You are here

Bristol

-A A +A

Because of its position on the deep water portion of the Delaware River and its proximity to Philadelphia, Bristol was the first county seat of Bucks County. The democratic urge perhaps stimulated by the bottom-up structure of Quaker meetings soon led to the removal of county government to Newtown in 1726. Nonetheless, Bristol remained the largest community in the county until after the Civil War, with a college (Bristol College by Ithiel Town and A. J. Davis, demolished), mineral spring, and the pleasures of the river creating a mixed working and resort community. In the second half of the nineteenth century, the village made the shift to industry, becoming the site of knitting and weaving mills that attracted a large working class represented by two Roman Catholic churches: St. Mark's Roman Catholic Church (1869) at 1033 Radcliffe Street and the less central St. Thomas Aquinas (1955) by Henry D. Dagit at Bristol Pike and Walnut Street.
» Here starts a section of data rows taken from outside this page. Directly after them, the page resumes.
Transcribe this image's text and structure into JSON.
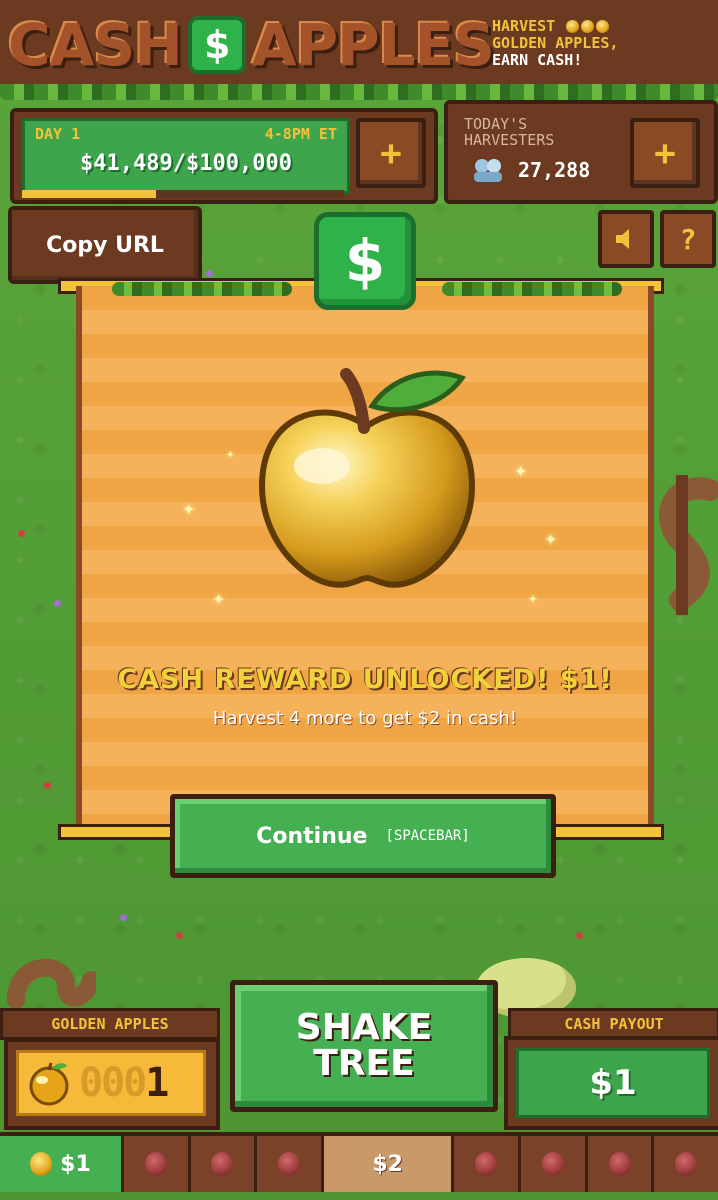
{
  "header": {
    "logo_left": "CASH",
    "logo_badge": "$",
    "logo_right": "APPLES",
    "tagline_line1": "HARVEST",
    "tagline_line2": "GOLDEN APPLES,",
    "tagline_line3": "EARN CASH!"
  },
  "progress": {
    "day": "DAY 1",
    "time": "4-8PM ET",
    "amount": "$41,489/$100,000",
    "fraction": 0.415,
    "plus_label": "+"
  },
  "harvesters": {
    "label_line1": "TODAY'S",
    "label_line2": "HARVESTERS",
    "count": "27,288",
    "plus_label": "+"
  },
  "toolbar": {
    "copy_url": "Copy URL",
    "help": "?",
    "cash_badge": "$"
  },
  "reward": {
    "title": "CASH REWARD UNLOCKED! $1!",
    "subtitle": "Harvest 4 more to get $2 in cash!",
    "continue_label": "Continue",
    "continue_hint": "[SPACEBAR]"
  },
  "golden_apples": {
    "label": "GOLDEN APPLES",
    "digits_inactive": "000",
    "digits_active": "1"
  },
  "shake": {
    "line1": "SHAKE",
    "line2": "TREE"
  },
  "payout": {
    "label": "CASH PAYOUT",
    "value": "$1"
  },
  "track": {
    "current": "$1",
    "milestone": "$2"
  },
  "colors": {
    "wood": "#6b3a20",
    "wood_dark": "#3b1f10",
    "green_button": "#45b052",
    "gold": "#f2c23a",
    "grass": "#4f9a34"
  }
}
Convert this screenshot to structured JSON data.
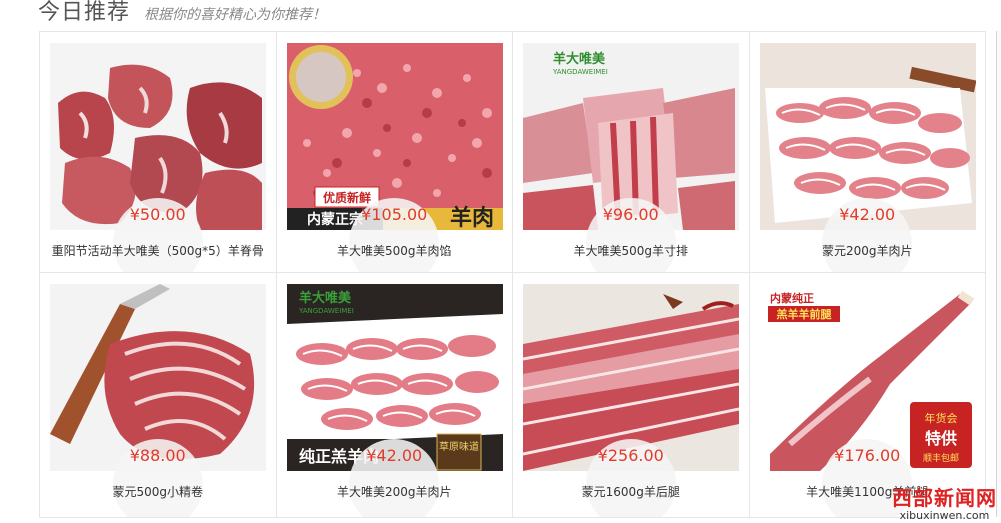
{
  "header": {
    "title": "今日推荐",
    "subtitle": "根据你的喜好精心为你推荐！"
  },
  "products": [
    {
      "name": "重阳节活动羊大唯美（500g*5）羊脊骨",
      "price": "¥50.00",
      "image": "lamb-spine-chunks"
    },
    {
      "name": "羊大唯美500g羊肉馅",
      "price": "¥105.00",
      "image": "minced-lamb",
      "image_text": [
        "优质新鲜",
        "内蒙正宗",
        "羊肉"
      ]
    },
    {
      "name": "羊大唯美500g羊寸排",
      "price": "¥96.00",
      "image": "lamb-ribs",
      "image_text": [
        "羊大唯美",
        "YANGDAWEIMEI"
      ]
    },
    {
      "name": "蒙元200g羊肉片",
      "price": "¥42.00",
      "image": "lamb-slices-plate"
    },
    {
      "name": "蒙元500g小精卷",
      "price": "¥88.00",
      "image": "lamb-rolls-knife"
    },
    {
      "name": "羊大唯美200g羊肉片",
      "price": "¥42.00",
      "image": "lamb-slices-tray",
      "image_text": [
        "羊大唯美",
        "YANGDAWEIMEI",
        "纯正羔羊肉",
        "草原味道"
      ]
    },
    {
      "name": "蒙元1600g羊后腿",
      "price": "¥256.00",
      "image": "lamb-hind-leg-slices"
    },
    {
      "name": "羊大唯美1100g羊前腿",
      "price": "¥176.00",
      "image": "lamb-front-leg",
      "image_text": [
        "内蒙纯正",
        "羔羊羊前腿",
        "年货会",
        "特供",
        "顺丰包邮"
      ]
    }
  ],
  "watermark": {
    "top": "西部新闻网",
    "bottom": "xibuxinwen.com"
  }
}
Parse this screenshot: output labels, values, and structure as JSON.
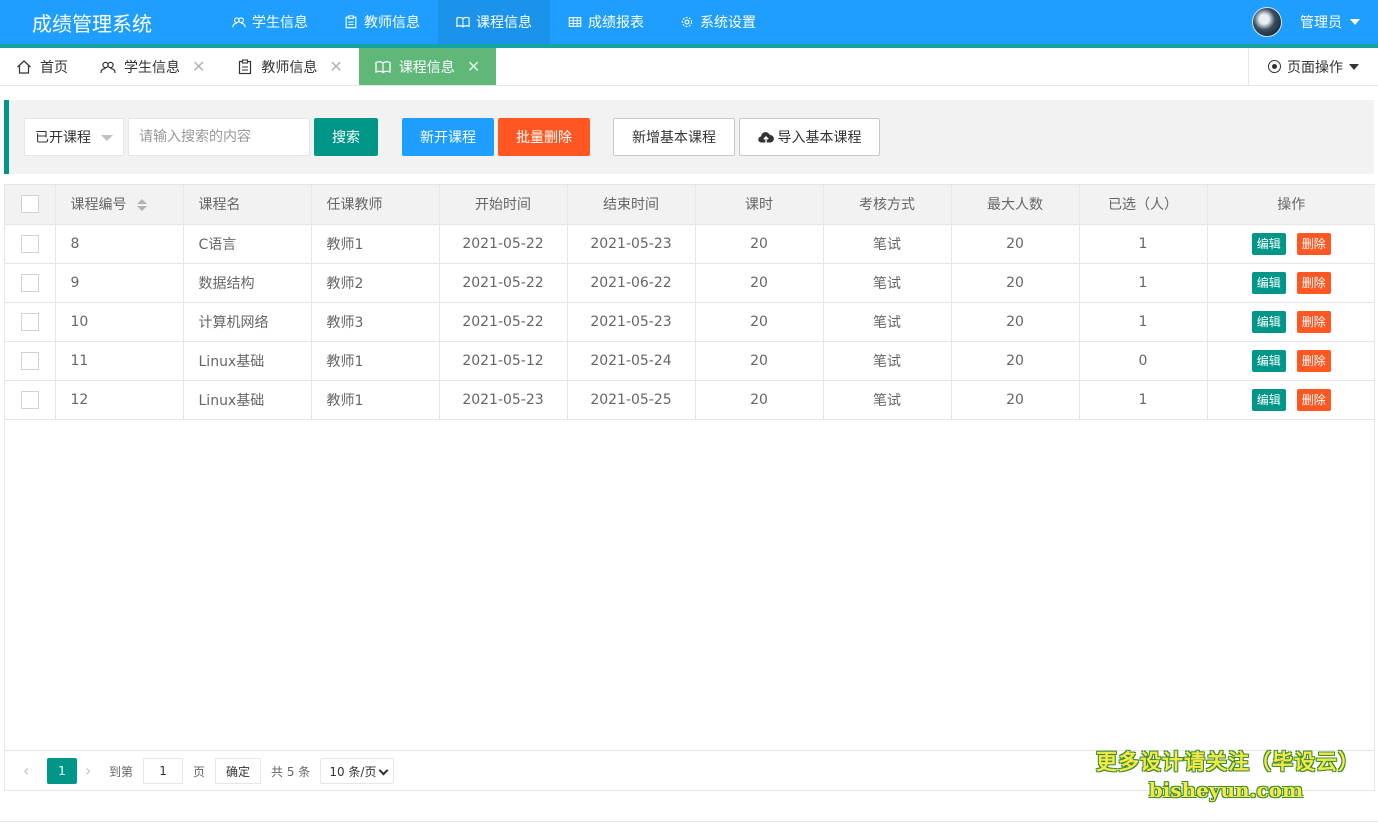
{
  "app": {
    "title": "成绩管理系统"
  },
  "nav": {
    "items": [
      {
        "label": "学生信息",
        "icon": "users-icon"
      },
      {
        "label": "教师信息",
        "icon": "clipboard-icon"
      },
      {
        "label": "课程信息",
        "icon": "book-icon",
        "active": true
      },
      {
        "label": "成绩报表",
        "icon": "table-icon"
      },
      {
        "label": "系统设置",
        "icon": "gear-icon"
      }
    ]
  },
  "user": {
    "name": "管理员"
  },
  "tabs": {
    "items": [
      {
        "label": "首页",
        "icon": "home-icon",
        "closable": false
      },
      {
        "label": "学生信息",
        "icon": "users-icon",
        "closable": true
      },
      {
        "label": "教师信息",
        "icon": "clipboard-icon",
        "closable": true
      },
      {
        "label": "课程信息",
        "icon": "book-icon",
        "closable": true,
        "active": true
      }
    ],
    "close_glyph": "✕",
    "page_ops": "页面操作"
  },
  "toolbar": {
    "filter_selected": "已开课程",
    "search_placeholder": "请输入搜索的内容",
    "search_label": "搜索",
    "new_course_label": "新开课程",
    "batch_delete_label": "批量删除",
    "add_basic_label": "新增基本课程",
    "import_basic_label": "导入基本课程"
  },
  "table": {
    "headers": [
      "课程编号",
      "课程名",
      "任课教师",
      "开始时间",
      "结束时间",
      "课时",
      "考核方式",
      "最大人数",
      "已选（人）",
      "操作"
    ],
    "rows": [
      [
        "8",
        "C语言",
        "教师1",
        "2021-05-22",
        "2021-05-23",
        "20",
        "笔试",
        "20",
        "1"
      ],
      [
        "9",
        "数据结构",
        "教师2",
        "2021-05-22",
        "2021-06-22",
        "20",
        "笔试",
        "20",
        "1"
      ],
      [
        "10",
        "计算机网络",
        "教师3",
        "2021-05-22",
        "2021-05-23",
        "20",
        "笔试",
        "20",
        "1"
      ],
      [
        "11",
        "Linux基础",
        "教师1",
        "2021-05-12",
        "2021-05-24",
        "20",
        "笔试",
        "20",
        "0"
      ],
      [
        "12",
        "Linux基础",
        "教师1",
        "2021-05-23",
        "2021-05-25",
        "20",
        "笔试",
        "20",
        "1"
      ]
    ],
    "edit_label": "编辑",
    "delete_label": "删除"
  },
  "pager": {
    "current_page": "1",
    "goto_label": "到第",
    "goto_value": "1",
    "page_unit": "页",
    "confirm_label": "确定",
    "total_label": "共 5 条",
    "limit_label": "10 条/页"
  },
  "watermark": {
    "line1": "更多设计请关注（毕设云）",
    "line2": "bisheyun.com"
  },
  "colors": {
    "header_bg": "#1e9fff",
    "accent_teal": "#009688",
    "accent_green": "#5fb878",
    "danger": "#ff5722",
    "primary": "#1e9fff"
  }
}
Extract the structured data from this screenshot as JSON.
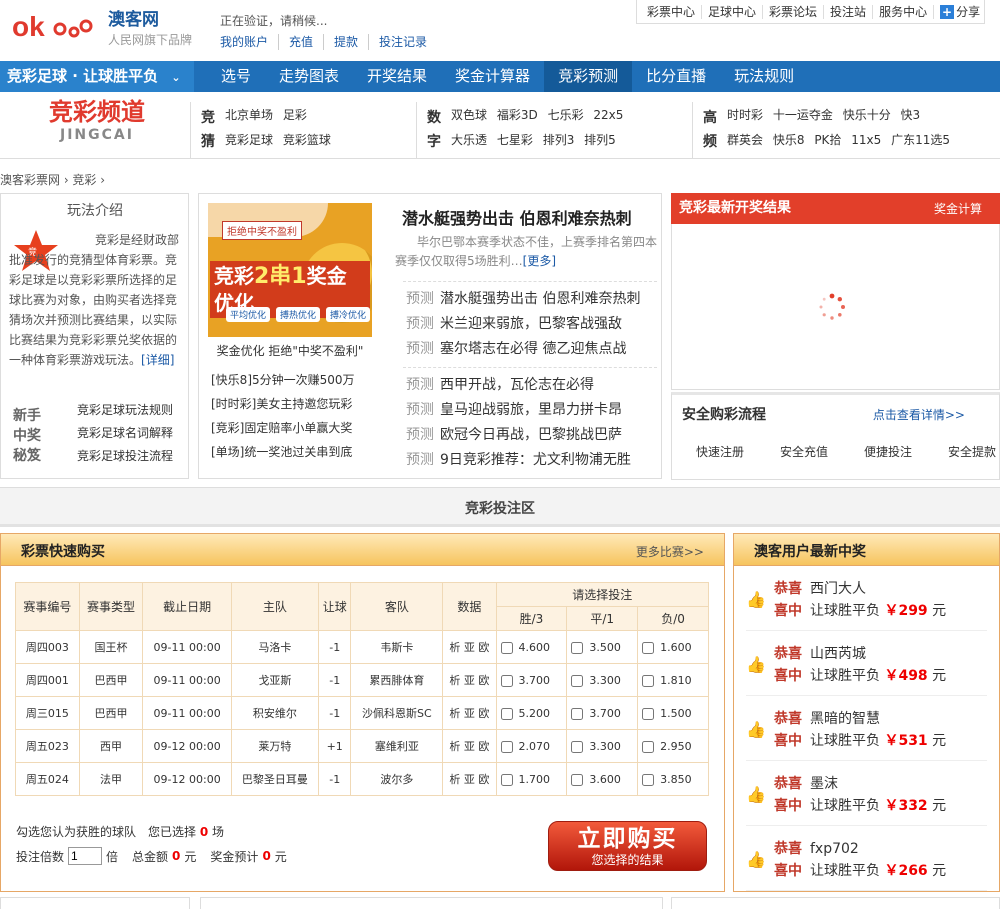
{
  "header": {
    "brand": "澳客网",
    "brand_sub": "人民网旗下品牌",
    "verify": "正在验证，请稍候...",
    "account_links": [
      "我的账户",
      "充值",
      "提款",
      "投注记录"
    ],
    "top_links": [
      "彩票中心",
      "足球中心",
      "彩票论坛",
      "投注站",
      "服务中心"
    ],
    "share": "分享"
  },
  "nav": {
    "title": "竞彩足球 · 让球胜平负",
    "items": [
      "选号",
      "走势图表",
      "开奖结果",
      "奖金计算器",
      "竞彩预测",
      "比分直播",
      "玩法规则"
    ],
    "active": "竞彩预测"
  },
  "channel": {
    "logo_cn": "竞彩频道",
    "logo_en": "JINGCAI",
    "groups": [
      {
        "label": "竞猜",
        "rows": [
          [
            "北京单场",
            "足彩"
          ],
          [
            "竞彩足球",
            "竞彩篮球"
          ]
        ]
      },
      {
        "label": "数字",
        "rows": [
          [
            "双色球",
            "福彩3D",
            "七乐彩",
            "22x5"
          ],
          [
            "大乐透",
            "七星彩",
            "排列3",
            "排列5"
          ]
        ]
      },
      {
        "label": "高频",
        "rows": [
          [
            "时时彩",
            "十一运夺金",
            "快乐十分",
            "快3"
          ],
          [
            "群英会",
            "快乐8",
            "PK拾",
            "11x5",
            "广东11选5"
          ]
        ]
      }
    ]
  },
  "breadcrumb": "澳客彩票网 › 竞彩 ›",
  "intro": {
    "title": "玩法介绍",
    "text": "竞彩是经财政部批准发行的竞猜型体育彩票。竞彩足球是以竞彩彩票所选择的足球比赛为对象，由购买者选择竞猜场次并预测比赛结果，以实际比赛结果为竞彩彩票兑奖依据的一种体育彩票游戏玩法。",
    "more": "[详细]"
  },
  "tips": {
    "label": "新手中奖秘笈",
    "links": [
      "竞彩足球玩法规则",
      "竞彩足球名词解释",
      "竞彩足球投注流程"
    ]
  },
  "promo": {
    "reject": "拒绝中奖不盈利",
    "big_prefix": "竞彩",
    "big_hl": "2串1",
    "big_suffix": "奖金优化",
    "chips": [
      "平均优化",
      "搏热优化",
      "搏冷优化"
    ],
    "caption": "奖金优化 拒绝\"中奖不盈利\"",
    "links": [
      "[快乐8]5分钟一次赚500万",
      "[时时彩]美女主持邀您玩彩",
      "[竞彩]固定赔率小单赢大奖",
      "[单场]统一奖池过关串到底"
    ]
  },
  "news": {
    "headline": "潜水艇强势出击 伯恩利难奈热刺",
    "summary": "毕尔巴鄂本赛季状态不佳，上赛季排名第四本赛季仅仅取得5场胜利…",
    "more": "[更多]",
    "tag": "预测",
    "group1": [
      "潜水艇强势出击 伯恩利难奈热刺",
      "米兰迎来弱旅，巴黎客战强敌",
      "塞尔塔志在必得 德乙迎焦点战"
    ],
    "group2": [
      "西甲开战，瓦伦志在必得",
      "皇马迎战弱旅，里昂力拼卡昂",
      "欧冠今日再战，巴黎挑战巴萨",
      "9日竞彩推荐：尤文利物浦无胜"
    ]
  },
  "results": {
    "title": "竞彩最新开奖结果",
    "calc": "奖金计算"
  },
  "process": {
    "title": "安全购彩流程",
    "detail": "点击查看详情>>",
    "steps": [
      "快速注册",
      "安全充值",
      "便捷投注",
      "安全提款"
    ]
  },
  "zone": "竞彩投注区",
  "buy": {
    "title": "彩票快速购买",
    "more": "更多比赛>>",
    "headers": [
      "赛事编号",
      "赛事类型",
      "截止日期",
      "主队",
      "让球",
      "客队",
      "数据",
      "请选择投注"
    ],
    "subheaders": [
      "胜/3",
      "平/1",
      "负/0"
    ],
    "data_links": "析 亚 欧",
    "rows": [
      {
        "id": "周四003",
        "type": "国王杯",
        "date": "09-11 00:00",
        "home": "马洛卡",
        "handicap": "-1",
        "away": "韦斯卡",
        "win": "4.600",
        "draw": "3.500",
        "lose": "1.600"
      },
      {
        "id": "周四001",
        "type": "巴西甲",
        "date": "09-11 00:00",
        "home": "戈亚斯",
        "handicap": "-1",
        "away": "累西腓体育",
        "win": "3.700",
        "draw": "3.300",
        "lose": "1.810"
      },
      {
        "id": "周三015",
        "type": "巴西甲",
        "date": "09-11 00:00",
        "home": "积安维尔",
        "handicap": "-1",
        "away": "沙佩科恩斯SC",
        "win": "5.200",
        "draw": "3.700",
        "lose": "1.500"
      },
      {
        "id": "周五023",
        "type": "西甲",
        "date": "09-12 00:00",
        "home": "莱万特",
        "handicap": "+1",
        "away": "塞维利亚",
        "win": "2.070",
        "draw": "3.300",
        "lose": "2.950"
      },
      {
        "id": "周五024",
        "type": "法甲",
        "date": "09-12 00:00",
        "home": "巴黎圣日耳曼",
        "handicap": "-1",
        "away": "波尔多",
        "win": "1.700",
        "draw": "3.600",
        "lose": "3.850"
      }
    ],
    "pick_text_a": "勾选您认为获胜的球队　您已选择",
    "pick_count": "0",
    "pick_text_b": "场",
    "multiple_label": "投注倍数",
    "multiple_value": "1",
    "multiple_unit": "倍",
    "total_label": "总金额",
    "total_value": "0",
    "prize_label": "奖金预计",
    "prize_value": "0",
    "yuan": "元",
    "btn_main": "立即购买",
    "btn_sub": "您选择的结果"
  },
  "winners": {
    "title": "澳客用户最新中奖",
    "congrats": "恭喜",
    "won": "喜中",
    "play": "让球胜平负",
    "currency": "￥",
    "unit": "元",
    "list": [
      {
        "user": "西门大人",
        "amount": "299"
      },
      {
        "user": "山西芮城",
        "amount": "498"
      },
      {
        "user": "黑暗的智慧",
        "amount": "531"
      },
      {
        "user": "墨沫",
        "amount": "332"
      },
      {
        "user": "fxp702",
        "amount": "266"
      }
    ]
  },
  "colors": {
    "brand_red": "#e03a2e",
    "nav_blue": "#1f6fb8",
    "link_blue": "#1c5aa6",
    "panel_orange": "#f6c45e"
  }
}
Writing Credits

Author: 
George E. Thomas

If SAH Archipedia has been useful to you, please consider supporting it.

SAH Archipedia tells the story of the United States through its buildings, landscapes, and cities. This freely available resource empowers the public with authoritative knowledge that deepens their understanding and appreciation of the built environment. But the Society of Architectural Historians, which created SAH Archipedia with University of Virginia Press, needs your support to maintain the high-caliber research, writing, photography, cartography, editing, design, and programming that make SAH Archipedia a trusted online resource available to all who value the history of place, heritage tourism, and learning.

, ,